This country lived through people who were "forced to embrace" the abolition of slavery, giving women the right to vote and interracial marriage.

Heaven forbid that you are forced to recognize that all men are created equal.

Same Sex marriage is LEGAL in Massachusetts and California. It is recognized in CT, DC, HI, ME, NH, NJ, NY, OR, VT and WA. It is LEGAL in Netherlands, Belgium, Canada, Norway, South Africa and Spain. Same Sex civil unions are recognized in Andorra, Czech Republic, Finland, France, Germany, Hungary, Iceland, Luxembourg, Netherlands, New Zealand, Slovenia, Sweden, Switzerland, United Kingdom, Uruguay.

Anti-Discrimination laws are in place to ensure that every human is treated equally, not to grant a specific group special privileges.

Baron58
Sep 22, 2008, 09:51 AM
Our country was built upon Christian principles.
Not exactly. Learn a bit more about the 'founding fathers' before projecting your viewpoint on them.

kockgunner
Sep 22, 2008, 08:23 PM
That is why I don't like the gay marriage laws. Because your forced to embrace it. Its one thing if they made it lawful so they can get married and I don't have to have any part of it; but its another thing when they force their stuff on me.

exactly. maybe i don't know much about the law or i worded my posts incorrectly, but if a homosexual couple want to be married, let them get married, don't make me be forced to participate in something against my beliefs.

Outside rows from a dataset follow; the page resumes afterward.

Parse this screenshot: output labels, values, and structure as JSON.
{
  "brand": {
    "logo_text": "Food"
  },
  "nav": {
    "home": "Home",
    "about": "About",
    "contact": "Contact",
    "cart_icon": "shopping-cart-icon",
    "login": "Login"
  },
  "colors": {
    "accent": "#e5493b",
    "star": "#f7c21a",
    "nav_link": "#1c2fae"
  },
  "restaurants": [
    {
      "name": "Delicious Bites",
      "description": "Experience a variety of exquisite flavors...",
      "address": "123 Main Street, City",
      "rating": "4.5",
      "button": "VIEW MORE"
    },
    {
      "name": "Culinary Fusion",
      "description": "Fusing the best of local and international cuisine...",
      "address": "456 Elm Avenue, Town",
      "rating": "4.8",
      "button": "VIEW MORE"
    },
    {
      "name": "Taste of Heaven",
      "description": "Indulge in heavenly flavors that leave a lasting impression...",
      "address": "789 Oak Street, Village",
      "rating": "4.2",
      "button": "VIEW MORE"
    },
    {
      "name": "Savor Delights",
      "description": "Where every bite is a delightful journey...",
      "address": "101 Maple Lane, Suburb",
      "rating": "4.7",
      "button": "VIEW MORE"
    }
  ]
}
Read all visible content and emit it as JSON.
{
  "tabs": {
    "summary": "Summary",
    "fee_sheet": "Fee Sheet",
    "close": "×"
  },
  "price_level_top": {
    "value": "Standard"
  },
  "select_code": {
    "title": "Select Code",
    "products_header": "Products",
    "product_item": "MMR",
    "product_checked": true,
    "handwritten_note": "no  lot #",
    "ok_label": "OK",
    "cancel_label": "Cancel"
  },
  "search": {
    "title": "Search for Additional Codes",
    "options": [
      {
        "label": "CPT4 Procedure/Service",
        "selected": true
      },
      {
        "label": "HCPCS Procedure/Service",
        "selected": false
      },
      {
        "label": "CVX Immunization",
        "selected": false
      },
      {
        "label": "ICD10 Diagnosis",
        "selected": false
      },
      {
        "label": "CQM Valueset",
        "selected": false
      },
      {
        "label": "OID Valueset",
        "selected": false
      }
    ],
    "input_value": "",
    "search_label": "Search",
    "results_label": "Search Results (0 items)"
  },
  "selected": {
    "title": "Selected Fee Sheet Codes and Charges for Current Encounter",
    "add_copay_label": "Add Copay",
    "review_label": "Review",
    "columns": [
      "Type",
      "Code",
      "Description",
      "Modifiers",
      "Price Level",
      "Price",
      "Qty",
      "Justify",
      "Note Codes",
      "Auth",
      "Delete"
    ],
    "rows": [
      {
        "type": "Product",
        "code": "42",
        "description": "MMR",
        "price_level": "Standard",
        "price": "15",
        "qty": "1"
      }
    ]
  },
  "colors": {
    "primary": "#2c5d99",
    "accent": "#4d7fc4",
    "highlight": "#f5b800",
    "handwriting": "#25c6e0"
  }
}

angelneo
Sep 23, 2008, 12:37 AM
This thread is getting out of of topic, better stick to ethics in graphic design or risk getting this thread move to wasteland or PRSI